====== RECORDED INFORMATION ======

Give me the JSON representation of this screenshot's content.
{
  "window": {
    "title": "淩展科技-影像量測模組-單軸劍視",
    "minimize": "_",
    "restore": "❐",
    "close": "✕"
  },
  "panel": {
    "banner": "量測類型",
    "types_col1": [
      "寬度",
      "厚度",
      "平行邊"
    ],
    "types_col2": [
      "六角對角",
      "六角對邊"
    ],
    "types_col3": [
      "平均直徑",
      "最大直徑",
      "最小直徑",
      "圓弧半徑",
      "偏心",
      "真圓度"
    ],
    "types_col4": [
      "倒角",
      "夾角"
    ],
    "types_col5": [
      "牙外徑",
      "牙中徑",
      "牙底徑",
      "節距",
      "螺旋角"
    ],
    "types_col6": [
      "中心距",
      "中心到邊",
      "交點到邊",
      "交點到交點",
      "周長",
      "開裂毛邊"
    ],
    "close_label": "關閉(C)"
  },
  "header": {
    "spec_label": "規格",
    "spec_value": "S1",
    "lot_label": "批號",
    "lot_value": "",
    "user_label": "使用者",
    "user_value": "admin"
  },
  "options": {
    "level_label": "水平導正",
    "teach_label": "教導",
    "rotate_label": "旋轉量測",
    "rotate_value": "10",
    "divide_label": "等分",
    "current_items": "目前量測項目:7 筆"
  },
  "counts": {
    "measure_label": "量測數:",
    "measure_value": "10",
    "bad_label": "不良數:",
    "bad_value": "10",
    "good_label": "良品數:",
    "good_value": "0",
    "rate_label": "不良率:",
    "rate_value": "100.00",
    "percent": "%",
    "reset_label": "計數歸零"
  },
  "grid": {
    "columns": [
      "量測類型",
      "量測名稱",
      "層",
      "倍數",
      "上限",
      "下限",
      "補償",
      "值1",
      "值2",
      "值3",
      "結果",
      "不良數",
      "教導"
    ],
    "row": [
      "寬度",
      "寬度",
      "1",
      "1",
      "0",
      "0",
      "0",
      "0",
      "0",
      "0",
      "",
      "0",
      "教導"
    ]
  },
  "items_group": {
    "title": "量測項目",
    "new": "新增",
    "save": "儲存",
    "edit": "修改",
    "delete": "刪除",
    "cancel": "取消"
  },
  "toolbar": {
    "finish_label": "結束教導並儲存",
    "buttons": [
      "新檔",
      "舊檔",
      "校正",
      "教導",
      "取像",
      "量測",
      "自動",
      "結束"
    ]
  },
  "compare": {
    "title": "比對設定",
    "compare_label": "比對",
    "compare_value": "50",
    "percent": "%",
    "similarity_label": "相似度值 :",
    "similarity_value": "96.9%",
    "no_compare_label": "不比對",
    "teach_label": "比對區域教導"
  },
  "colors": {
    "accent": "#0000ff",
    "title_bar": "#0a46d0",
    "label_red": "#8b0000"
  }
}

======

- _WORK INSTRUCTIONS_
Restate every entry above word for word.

- _ANSWER AREA_
Give me the JSON representation of this screenshot's content.
{
  "window": {
    "title": "淩展科技-影像量測模組-單軸劍視",
    "minimize": "_",
    "restore": "❐",
    "close": "✕"
  },
  "panel": {
    "banner": "量測類型",
    "types_col1": [
      "寬度",
      "厚度",
      "平行邊"
    ],
    "types_col2": [
      "六角對角",
      "六角對邊"
    ],
    "types_col3": [
      "平均直徑",
      "最大直徑",
      "最小直徑",
      "圓弧半徑",
      "偏心",
      "真圓度"
    ],
    "types_col4": [
      "倒角",
      "夾角"
    ],
    "types_col5": [
      "牙外徑",
      "牙中徑",
      "牙底徑",
      "節距",
      "螺旋角"
    ],
    "types_col6": [
      "中心距",
      "中心到邊",
      "交點到邊",
      "交點到交點",
      "周長",
      "開裂毛邊"
    ],
    "close_label": "關閉(C)"
  },
  "header": {
    "spec_label": "規格",
    "spec_value": "S1",
    "lot_label": "批號",
    "lot_value": "",
    "user_label": "使用者",
    "user_value": "admin"
  },
  "options": {
    "level_label": "水平導正",
    "teach_label": "教導",
    "rotate_label": "旋轉量測",
    "rotate_value": "10",
    "divide_label": "等分",
    "current_items": "目前量測項目:7 筆"
  },
  "counts": {
    "measure_label": "量測數:",
    "measure_value": "10",
    "bad_label": "不良數:",
    "bad_value": "10",
    "good_label": "良品數:",
    "good_value": "0",
    "rate_label": "不良率:",
    "rate_value": "100.00",
    "percent": "%",
    "reset_label": "計數歸零"
  },
  "grid": {
    "columns": [
      "量測類型",
      "量測名稱",
      "層",
      "倍數",
      "上限",
      "下限",
      "補償",
      "值1",
      "值2",
      "值3",
      "結果",
      "不良數",
      "教導"
    ],
    "row": [
      "寬度",
      "寬度",
      "1",
      "1",
      "0",
      "0",
      "0",
      "0",
      "0",
      "0",
      "",
      "0",
      "教導"
    ]
  },
  "items_group": {
    "title": "量測項目",
    "new": "新增",
    "save": "儲存",
    "edit": "修改",
    "delete": "刪除",
    "cancel": "取消"
  },
  "toolbar": {
    "finish_label": "結束教導並儲存",
    "buttons": [
      "新檔",
      "舊檔",
      "校正",
      "教導",
      "取像",
      "量測",
      "自動",
      "結束"
    ]
  },
  "compare": {
    "title": "比對設定",
    "compare_label": "比對",
    "compare_value": "50",
    "percent": "%",
    "similarity_label": "相似度值 :",
    "similarity_value": "96.9%",
    "no_compare_label": "不比對",
    "teach_label": "比對區域教導"
  },
  "colors": {
    "accent": "#0000ff",
    "title_bar": "#0a46d0",
    "label_red": "#8b0000"
  }
}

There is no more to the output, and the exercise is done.